**Records shown:**
********

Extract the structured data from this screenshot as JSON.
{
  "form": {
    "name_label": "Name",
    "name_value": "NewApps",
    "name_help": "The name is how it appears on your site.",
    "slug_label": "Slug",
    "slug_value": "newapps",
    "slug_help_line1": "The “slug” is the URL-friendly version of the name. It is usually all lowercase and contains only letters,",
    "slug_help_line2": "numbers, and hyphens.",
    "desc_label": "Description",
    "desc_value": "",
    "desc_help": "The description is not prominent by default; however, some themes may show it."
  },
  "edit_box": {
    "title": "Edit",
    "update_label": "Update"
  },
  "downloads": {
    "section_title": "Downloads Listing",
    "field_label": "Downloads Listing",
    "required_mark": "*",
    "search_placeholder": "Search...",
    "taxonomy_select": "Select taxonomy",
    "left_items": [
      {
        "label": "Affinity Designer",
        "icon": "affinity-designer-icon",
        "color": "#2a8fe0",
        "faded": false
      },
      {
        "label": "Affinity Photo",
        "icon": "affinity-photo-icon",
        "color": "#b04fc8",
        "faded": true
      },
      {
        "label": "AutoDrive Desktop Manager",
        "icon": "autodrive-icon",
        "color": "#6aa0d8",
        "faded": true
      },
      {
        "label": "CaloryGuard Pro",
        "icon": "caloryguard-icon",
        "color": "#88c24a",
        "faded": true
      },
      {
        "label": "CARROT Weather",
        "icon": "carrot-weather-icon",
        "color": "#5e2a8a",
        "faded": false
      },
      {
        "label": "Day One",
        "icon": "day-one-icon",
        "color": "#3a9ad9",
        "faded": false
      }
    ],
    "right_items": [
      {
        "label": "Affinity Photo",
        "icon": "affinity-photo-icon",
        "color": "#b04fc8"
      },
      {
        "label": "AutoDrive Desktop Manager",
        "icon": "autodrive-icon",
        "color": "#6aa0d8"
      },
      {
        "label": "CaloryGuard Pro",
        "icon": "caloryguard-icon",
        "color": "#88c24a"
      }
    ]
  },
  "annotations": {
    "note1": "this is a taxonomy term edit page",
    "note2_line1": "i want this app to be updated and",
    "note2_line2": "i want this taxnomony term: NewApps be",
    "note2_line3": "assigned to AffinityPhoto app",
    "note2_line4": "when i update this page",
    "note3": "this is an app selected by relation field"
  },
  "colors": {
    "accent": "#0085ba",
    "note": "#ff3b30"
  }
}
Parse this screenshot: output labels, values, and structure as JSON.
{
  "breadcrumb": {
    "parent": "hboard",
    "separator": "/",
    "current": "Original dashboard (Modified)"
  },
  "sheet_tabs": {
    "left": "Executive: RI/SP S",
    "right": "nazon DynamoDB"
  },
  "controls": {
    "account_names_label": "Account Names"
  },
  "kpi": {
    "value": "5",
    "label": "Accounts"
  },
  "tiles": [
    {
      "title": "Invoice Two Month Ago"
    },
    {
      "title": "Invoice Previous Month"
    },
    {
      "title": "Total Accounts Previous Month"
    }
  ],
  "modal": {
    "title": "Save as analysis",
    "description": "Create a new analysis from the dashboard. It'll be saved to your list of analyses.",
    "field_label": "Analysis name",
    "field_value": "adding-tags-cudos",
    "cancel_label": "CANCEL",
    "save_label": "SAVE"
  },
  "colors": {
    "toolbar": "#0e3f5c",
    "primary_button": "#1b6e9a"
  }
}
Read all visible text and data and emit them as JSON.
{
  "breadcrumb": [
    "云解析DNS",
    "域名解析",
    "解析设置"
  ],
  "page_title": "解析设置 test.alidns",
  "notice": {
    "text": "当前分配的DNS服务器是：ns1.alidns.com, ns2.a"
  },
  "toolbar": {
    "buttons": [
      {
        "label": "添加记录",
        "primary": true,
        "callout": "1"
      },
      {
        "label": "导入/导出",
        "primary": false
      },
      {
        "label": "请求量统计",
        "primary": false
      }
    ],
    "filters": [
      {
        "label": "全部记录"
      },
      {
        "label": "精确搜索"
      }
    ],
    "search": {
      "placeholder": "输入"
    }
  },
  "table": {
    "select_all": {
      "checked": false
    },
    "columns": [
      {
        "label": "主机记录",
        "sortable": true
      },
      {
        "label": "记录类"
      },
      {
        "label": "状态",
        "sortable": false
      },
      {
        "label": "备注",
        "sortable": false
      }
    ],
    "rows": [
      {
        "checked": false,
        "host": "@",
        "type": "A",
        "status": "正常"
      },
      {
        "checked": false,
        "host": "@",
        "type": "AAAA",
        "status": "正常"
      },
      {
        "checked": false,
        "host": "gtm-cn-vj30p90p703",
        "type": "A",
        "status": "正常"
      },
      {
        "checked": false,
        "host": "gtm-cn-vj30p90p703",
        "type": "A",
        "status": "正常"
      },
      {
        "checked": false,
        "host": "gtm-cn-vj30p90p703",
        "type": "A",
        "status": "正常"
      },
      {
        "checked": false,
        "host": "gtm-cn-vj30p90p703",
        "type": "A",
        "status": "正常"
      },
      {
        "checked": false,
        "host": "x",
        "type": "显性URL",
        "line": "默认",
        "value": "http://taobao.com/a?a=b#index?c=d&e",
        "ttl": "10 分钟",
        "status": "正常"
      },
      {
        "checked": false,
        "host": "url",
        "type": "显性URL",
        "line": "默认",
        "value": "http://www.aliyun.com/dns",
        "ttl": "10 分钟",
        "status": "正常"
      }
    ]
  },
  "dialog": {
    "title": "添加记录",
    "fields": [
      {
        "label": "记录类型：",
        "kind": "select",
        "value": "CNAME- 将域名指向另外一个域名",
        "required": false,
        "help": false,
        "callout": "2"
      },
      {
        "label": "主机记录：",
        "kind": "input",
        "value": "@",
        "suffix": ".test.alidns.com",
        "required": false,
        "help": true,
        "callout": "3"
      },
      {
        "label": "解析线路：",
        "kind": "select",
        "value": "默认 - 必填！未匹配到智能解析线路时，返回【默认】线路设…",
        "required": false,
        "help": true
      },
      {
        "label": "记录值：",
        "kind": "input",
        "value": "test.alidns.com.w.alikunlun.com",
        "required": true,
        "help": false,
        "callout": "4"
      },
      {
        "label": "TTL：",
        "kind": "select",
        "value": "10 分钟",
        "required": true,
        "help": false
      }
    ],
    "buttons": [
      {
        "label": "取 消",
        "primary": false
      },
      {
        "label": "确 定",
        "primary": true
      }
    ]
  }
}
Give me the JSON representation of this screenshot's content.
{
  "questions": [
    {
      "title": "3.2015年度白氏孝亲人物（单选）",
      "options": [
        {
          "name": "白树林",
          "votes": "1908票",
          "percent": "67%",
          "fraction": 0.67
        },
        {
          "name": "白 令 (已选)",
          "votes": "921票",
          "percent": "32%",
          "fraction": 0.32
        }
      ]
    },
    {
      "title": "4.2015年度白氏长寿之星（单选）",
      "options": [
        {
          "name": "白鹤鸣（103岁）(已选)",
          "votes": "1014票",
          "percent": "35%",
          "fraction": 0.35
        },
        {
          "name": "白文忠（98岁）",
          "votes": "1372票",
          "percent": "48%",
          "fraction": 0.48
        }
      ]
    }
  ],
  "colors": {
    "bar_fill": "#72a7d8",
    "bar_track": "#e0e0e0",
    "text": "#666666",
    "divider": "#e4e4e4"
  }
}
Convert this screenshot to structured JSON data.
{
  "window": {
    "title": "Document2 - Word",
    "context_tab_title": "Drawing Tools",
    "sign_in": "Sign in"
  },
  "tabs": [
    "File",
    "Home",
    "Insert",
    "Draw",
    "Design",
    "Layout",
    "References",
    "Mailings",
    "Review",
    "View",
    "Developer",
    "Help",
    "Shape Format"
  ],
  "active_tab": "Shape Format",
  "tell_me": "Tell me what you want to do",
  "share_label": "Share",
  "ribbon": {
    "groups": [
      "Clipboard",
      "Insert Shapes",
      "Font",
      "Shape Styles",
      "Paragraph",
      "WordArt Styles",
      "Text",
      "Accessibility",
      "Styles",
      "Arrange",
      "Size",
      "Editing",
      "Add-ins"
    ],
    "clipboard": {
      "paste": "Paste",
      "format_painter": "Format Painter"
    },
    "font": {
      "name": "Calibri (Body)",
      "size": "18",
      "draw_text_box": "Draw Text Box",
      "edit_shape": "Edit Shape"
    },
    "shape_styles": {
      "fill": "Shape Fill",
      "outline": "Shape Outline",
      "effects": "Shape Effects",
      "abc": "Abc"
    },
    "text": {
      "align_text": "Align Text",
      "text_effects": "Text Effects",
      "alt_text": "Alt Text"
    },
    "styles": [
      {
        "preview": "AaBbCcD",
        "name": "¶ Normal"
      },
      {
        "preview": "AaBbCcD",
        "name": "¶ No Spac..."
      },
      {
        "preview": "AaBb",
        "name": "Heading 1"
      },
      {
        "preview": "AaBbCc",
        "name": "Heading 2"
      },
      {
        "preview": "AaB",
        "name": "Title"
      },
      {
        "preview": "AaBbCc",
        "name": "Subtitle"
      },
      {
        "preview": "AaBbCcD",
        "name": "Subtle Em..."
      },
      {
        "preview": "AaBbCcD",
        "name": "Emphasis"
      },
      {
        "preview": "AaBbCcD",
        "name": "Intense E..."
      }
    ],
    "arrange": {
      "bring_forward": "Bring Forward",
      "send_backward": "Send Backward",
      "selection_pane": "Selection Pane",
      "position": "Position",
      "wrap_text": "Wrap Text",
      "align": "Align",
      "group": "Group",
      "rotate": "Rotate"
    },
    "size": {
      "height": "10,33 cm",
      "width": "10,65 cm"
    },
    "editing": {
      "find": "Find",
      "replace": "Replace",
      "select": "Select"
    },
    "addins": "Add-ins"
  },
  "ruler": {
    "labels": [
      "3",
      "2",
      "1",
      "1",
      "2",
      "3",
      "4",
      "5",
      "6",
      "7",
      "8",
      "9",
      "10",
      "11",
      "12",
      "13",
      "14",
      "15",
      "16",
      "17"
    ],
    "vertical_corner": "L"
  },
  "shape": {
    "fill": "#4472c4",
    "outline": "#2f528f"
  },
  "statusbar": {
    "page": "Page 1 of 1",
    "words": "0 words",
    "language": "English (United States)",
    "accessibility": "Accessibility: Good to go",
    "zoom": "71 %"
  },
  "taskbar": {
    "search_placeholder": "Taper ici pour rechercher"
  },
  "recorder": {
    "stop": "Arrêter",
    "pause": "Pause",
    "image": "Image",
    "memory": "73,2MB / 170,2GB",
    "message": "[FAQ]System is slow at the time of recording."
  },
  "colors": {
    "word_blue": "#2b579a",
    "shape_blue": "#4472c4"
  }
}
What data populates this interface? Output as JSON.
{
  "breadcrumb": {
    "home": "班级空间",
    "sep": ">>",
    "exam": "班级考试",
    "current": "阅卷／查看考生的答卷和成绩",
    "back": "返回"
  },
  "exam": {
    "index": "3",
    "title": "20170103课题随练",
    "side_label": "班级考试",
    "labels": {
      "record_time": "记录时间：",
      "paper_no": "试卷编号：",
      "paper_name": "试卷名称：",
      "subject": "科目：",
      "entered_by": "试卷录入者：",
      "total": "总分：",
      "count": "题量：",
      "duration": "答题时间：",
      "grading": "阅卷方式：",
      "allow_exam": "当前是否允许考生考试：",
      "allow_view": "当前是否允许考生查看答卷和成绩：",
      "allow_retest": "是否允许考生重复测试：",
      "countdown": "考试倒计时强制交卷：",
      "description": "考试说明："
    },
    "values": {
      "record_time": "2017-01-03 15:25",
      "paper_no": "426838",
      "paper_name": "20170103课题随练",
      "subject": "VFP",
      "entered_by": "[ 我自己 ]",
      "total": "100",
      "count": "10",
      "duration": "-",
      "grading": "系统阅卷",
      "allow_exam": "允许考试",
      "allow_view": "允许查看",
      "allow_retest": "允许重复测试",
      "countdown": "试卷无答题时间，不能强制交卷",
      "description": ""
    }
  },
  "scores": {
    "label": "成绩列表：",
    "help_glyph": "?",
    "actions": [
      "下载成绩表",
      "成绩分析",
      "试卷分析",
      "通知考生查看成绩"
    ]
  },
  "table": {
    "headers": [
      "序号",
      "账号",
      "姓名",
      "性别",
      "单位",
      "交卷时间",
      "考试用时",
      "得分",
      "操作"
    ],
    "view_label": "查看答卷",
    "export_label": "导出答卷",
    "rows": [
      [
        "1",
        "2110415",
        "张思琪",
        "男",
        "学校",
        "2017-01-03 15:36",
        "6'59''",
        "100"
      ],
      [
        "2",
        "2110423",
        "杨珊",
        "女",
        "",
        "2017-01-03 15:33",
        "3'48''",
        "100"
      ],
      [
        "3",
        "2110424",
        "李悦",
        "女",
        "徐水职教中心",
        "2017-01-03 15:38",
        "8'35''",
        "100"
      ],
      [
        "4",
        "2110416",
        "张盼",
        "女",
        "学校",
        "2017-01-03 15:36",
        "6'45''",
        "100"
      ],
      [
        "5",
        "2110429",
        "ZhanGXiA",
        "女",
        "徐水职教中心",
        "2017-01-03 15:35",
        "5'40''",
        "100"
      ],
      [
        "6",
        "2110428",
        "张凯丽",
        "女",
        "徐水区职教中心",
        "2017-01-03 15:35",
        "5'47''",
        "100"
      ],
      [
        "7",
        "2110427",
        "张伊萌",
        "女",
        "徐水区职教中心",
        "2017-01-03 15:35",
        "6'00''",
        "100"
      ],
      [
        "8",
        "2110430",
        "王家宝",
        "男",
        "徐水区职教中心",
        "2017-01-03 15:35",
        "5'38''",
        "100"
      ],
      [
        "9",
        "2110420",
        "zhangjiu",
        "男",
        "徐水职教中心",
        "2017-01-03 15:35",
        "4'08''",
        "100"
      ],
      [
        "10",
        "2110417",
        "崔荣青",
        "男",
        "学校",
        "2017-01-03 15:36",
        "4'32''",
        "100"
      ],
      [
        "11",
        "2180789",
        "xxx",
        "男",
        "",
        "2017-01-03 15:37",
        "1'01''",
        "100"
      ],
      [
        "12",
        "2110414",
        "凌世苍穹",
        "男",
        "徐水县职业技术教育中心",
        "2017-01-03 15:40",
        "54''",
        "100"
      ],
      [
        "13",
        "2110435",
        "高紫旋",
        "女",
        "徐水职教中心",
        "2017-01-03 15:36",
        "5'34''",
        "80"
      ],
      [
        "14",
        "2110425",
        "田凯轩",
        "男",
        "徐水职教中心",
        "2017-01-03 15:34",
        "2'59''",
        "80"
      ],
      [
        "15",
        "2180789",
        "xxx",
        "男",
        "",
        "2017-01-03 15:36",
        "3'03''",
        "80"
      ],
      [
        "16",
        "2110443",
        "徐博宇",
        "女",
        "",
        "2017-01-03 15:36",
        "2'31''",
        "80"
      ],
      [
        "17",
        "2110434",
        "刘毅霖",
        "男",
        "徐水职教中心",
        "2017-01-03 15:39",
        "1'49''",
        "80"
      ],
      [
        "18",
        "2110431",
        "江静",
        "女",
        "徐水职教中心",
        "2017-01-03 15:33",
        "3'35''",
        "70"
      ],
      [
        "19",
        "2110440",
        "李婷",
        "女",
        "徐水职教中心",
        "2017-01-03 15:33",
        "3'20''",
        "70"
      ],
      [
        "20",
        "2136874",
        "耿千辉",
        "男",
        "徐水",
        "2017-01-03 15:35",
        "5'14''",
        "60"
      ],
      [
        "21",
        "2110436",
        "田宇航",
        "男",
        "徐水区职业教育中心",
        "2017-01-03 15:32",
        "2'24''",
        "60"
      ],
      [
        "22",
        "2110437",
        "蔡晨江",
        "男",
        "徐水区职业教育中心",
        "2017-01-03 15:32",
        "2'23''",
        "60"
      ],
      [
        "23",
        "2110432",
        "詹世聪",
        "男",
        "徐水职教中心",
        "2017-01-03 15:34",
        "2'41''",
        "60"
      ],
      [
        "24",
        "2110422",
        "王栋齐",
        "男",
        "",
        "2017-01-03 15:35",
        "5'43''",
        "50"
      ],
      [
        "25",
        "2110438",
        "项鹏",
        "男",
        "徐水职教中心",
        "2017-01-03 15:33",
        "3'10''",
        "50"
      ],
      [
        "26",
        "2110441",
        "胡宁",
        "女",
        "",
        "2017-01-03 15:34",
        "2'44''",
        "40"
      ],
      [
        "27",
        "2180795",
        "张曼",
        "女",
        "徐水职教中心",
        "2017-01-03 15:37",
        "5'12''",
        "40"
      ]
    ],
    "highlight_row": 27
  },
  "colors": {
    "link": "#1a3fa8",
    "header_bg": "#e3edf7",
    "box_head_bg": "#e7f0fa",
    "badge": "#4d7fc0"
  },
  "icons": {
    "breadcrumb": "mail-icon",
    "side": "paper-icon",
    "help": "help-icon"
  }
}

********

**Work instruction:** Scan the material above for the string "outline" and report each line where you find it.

**Output:**
      "outline": "Shape Outline",
    "outline": "#2f528f"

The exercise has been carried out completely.